Assignment: Starting from the first line below, count every line holding the word "Request", then state the total alone.

= Beginning of Section =

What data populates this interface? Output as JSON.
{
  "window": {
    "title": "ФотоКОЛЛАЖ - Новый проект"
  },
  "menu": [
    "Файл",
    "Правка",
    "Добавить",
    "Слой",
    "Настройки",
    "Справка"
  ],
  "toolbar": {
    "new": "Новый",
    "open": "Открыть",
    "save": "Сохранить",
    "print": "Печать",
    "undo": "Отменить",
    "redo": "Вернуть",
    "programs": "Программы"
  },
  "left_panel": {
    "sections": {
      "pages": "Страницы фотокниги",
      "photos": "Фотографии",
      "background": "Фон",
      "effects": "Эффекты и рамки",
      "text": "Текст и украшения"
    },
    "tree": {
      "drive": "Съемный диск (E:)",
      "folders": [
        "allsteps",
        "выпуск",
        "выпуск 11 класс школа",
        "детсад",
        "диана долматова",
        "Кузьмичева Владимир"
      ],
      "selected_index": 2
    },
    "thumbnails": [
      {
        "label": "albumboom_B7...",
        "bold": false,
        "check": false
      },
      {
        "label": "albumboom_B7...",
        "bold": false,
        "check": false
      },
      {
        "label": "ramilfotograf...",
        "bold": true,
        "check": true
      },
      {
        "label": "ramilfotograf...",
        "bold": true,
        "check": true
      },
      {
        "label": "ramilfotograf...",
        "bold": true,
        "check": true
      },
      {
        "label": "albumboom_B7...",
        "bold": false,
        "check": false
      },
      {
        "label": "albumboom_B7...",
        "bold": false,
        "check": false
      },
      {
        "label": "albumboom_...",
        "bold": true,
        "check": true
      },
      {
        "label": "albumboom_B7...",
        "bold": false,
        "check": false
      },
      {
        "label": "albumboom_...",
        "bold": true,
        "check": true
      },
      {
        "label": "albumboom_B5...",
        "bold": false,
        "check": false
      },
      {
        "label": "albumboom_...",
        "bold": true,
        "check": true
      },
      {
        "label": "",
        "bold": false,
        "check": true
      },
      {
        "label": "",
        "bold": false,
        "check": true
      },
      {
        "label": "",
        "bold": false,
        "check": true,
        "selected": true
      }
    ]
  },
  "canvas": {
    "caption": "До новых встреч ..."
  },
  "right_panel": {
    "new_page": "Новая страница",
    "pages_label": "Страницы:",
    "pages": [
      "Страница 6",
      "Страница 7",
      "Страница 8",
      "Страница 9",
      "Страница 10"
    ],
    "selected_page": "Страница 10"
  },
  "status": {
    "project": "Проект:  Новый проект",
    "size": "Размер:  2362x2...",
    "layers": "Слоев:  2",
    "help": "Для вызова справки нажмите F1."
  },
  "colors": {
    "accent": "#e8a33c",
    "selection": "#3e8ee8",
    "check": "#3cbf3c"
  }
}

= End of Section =
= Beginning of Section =

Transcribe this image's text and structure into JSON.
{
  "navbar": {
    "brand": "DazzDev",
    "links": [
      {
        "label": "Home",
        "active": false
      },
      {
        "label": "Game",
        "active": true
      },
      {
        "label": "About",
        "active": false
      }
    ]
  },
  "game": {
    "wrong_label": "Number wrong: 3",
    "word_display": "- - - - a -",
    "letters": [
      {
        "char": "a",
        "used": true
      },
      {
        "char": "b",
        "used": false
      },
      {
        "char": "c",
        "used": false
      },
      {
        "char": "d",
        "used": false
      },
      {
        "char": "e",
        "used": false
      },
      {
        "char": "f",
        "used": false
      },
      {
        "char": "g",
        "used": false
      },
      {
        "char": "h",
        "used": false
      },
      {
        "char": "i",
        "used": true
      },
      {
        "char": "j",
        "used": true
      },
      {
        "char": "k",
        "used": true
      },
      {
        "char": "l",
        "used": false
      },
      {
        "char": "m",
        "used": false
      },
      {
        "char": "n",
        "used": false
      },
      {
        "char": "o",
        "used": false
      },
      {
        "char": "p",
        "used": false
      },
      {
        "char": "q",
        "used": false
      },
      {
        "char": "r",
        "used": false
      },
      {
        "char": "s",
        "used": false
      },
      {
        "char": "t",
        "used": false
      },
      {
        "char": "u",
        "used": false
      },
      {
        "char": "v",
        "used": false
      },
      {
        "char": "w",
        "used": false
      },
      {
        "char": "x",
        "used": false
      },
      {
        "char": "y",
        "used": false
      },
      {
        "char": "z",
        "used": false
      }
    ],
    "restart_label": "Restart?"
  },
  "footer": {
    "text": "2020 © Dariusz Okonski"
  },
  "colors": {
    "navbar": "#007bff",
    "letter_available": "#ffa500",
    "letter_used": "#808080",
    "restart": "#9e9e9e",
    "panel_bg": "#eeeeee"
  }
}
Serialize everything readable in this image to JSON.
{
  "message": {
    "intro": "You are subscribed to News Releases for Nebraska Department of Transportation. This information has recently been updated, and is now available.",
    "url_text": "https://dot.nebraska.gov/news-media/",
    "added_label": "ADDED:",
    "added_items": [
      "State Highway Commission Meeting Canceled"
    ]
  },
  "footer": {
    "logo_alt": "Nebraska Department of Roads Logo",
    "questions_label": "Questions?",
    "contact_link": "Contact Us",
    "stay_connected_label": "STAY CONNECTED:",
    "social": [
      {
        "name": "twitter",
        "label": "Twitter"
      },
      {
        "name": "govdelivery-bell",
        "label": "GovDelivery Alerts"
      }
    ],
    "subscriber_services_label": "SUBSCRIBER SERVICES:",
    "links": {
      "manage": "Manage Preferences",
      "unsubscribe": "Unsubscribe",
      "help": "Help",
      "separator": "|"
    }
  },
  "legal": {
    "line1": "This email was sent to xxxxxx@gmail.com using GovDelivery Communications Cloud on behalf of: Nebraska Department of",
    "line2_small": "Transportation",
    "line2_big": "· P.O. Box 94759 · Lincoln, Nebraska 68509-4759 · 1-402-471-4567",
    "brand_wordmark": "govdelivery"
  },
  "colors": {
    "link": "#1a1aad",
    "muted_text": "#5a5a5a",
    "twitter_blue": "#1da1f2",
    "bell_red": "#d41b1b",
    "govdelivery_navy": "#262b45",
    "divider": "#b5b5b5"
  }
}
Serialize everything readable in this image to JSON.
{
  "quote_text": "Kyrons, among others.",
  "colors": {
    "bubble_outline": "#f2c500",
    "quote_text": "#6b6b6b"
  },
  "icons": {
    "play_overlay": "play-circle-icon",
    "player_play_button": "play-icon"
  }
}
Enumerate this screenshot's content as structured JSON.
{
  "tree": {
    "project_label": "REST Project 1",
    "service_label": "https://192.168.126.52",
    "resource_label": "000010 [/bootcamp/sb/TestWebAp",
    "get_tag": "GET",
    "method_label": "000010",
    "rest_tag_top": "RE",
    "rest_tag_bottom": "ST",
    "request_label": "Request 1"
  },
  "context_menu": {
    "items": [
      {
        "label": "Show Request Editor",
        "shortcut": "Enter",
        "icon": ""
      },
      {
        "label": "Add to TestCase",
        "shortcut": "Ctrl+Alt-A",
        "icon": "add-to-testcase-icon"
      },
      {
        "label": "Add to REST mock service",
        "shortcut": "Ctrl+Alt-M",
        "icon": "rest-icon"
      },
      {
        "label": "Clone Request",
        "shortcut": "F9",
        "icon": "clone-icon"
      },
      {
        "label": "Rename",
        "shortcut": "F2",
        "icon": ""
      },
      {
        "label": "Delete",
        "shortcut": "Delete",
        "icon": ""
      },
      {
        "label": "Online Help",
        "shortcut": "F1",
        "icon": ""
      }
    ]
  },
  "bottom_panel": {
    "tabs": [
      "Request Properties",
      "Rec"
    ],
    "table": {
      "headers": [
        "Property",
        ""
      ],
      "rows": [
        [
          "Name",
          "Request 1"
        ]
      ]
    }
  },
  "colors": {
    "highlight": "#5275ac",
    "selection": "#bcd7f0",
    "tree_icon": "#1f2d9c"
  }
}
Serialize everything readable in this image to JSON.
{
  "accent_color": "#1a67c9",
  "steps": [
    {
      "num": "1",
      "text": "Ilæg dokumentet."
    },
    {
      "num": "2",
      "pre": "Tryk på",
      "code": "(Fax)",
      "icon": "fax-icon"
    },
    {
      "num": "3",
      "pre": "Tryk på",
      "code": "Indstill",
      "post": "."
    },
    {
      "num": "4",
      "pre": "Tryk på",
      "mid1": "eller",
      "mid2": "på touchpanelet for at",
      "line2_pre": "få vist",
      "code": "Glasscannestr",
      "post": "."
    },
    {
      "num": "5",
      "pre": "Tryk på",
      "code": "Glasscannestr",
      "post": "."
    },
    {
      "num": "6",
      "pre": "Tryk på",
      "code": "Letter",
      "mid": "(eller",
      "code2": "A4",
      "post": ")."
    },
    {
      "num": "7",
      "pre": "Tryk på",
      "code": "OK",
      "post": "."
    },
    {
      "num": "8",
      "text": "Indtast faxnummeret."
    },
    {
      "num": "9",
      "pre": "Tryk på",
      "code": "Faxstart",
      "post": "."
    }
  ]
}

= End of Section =

Answer to this exercise: 5